Plus I love Flanagan's performance, which for me is the real heart of the episode. She's kinda like how'd you imagine a Dame Judi Vulcan
Yes! Fionnula Flanagan's presence adds immensely to the character of V'Lar and to the episode as a whole. I really wish we could have seen more of her.
You ceratainly can see a contrast between T'Pol and V'Lar goes out of her way to tank Hoshi for the use of her quarters you can tell Hoshi wasn't too thrilled about T'Pol's attitude about clearing out all her belongings when Valar needed the use of her quarters.
I think T'Pol feels the added pressure of having one of her heroes aboard, besides the normal degree of stress involved in receiving the visit of an important official. She doesn't admit to Archer that V'Lar is her hero, but it's clear to everyone that she is. In fact, I loved the way Archer says, "No, I'm sure they don't"
to T'Pol's "Vulcans don't have heroes."
The expression on his face and the tone of his voice both indicate that he doesn't believe her and that he knows she doesn't believe herself. The status quo of Vulcans as aloof, restrained creatures unaffected by emotions must be kept as a facade - T'Pol says what she must, and Archer must agree - but that facade is wildly transparent.
Anyway, I've digressed. I think that T'Pol really wants V'Lar's stay on Enterprise
to be perfect because she regards her so highly. Hence the almost ridiculous degree to which she devises rules of conduct for the crew. At least those rules sound ridiculous as read by Archer: "Don't address the ambassador unless spoken to first. Don't offer to shake hands. Refrain from laughing in her presence."
Funny shaking hands should be mentioned on the Not To Do list, since V'Lar herself is the one who offers to engage in this most Human greeting.
I think T'Pol also comes off as mean to Hoshi as she tells her to remove the sole personal object remaining in her quarters - the framed photo. Hoshi is actually to be commended for her patience and grace. She displays almost a Vulcan brand of self-control.

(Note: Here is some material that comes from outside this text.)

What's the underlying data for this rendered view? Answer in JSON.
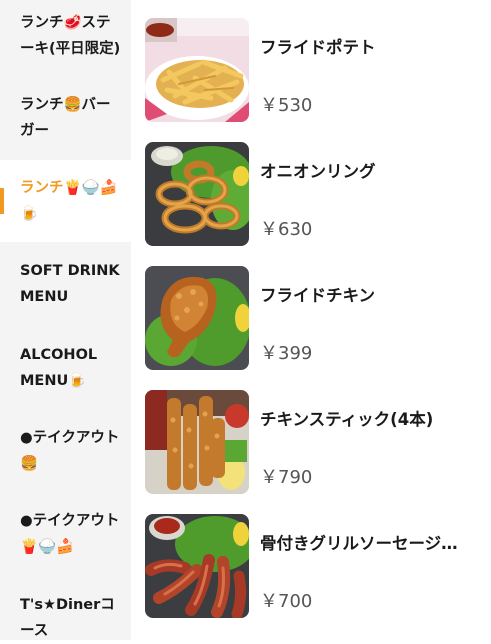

It is interesting how the episode juxtaposes two types of Vulcans that eventually converge. One is T'Pol especially at the beginning of the episode - the rigid, arrogant Vulcan that looks down on Humans. Another is V'Lar - the unconventional Vulcan that deals with Humans from the same level. T'Pol is visibly surprised at V'Lar's attitude and even seems to disapprove. But her actions and finally her pleading with V'Lar to reveal her mission to Archer show her own willingness to compromise and move to a more equal relationship with Humans. On the other hand, V'Lar, although less rigid in her social interaction with Humans, is still unwilling to share her secret mission with Archer until T'Pol convinces her to. So in the end, they both learn from one another and change their behavior for the better.
Trust seems to be the catalyst of this episode. Things move forward because characters choose to trust each other. T'Pol trusts V'Lar and asks for Archer's help on the bases of that trust. But she also trusts Archer and asks V'Lar to open up to him. She ultimately manages to make the two trust each other, which leads to the success of the mission and, more importantly, creates positive ground on which to grow future relations between Vulcan and Earth. I think the end of the episode also brings some form of resolution to T'Pol's own conflict of loyalties between Starfleet and the Vulcan High Command.
There's one more thing I wanted to bring to the table, one more nod to the already established Trek canon. The moment when Archer asks T'Pol how far the Vulcan ship is and she replies that the sensors aren't working. Archer says, "Then use their last known position and do the math. Take a guess."
That sounds a lot like McCoy saying, "Guess, Spock. Your best guess."
in The Voyage Home
Oh, and reaching Warp 5 marked a rather nice milestone.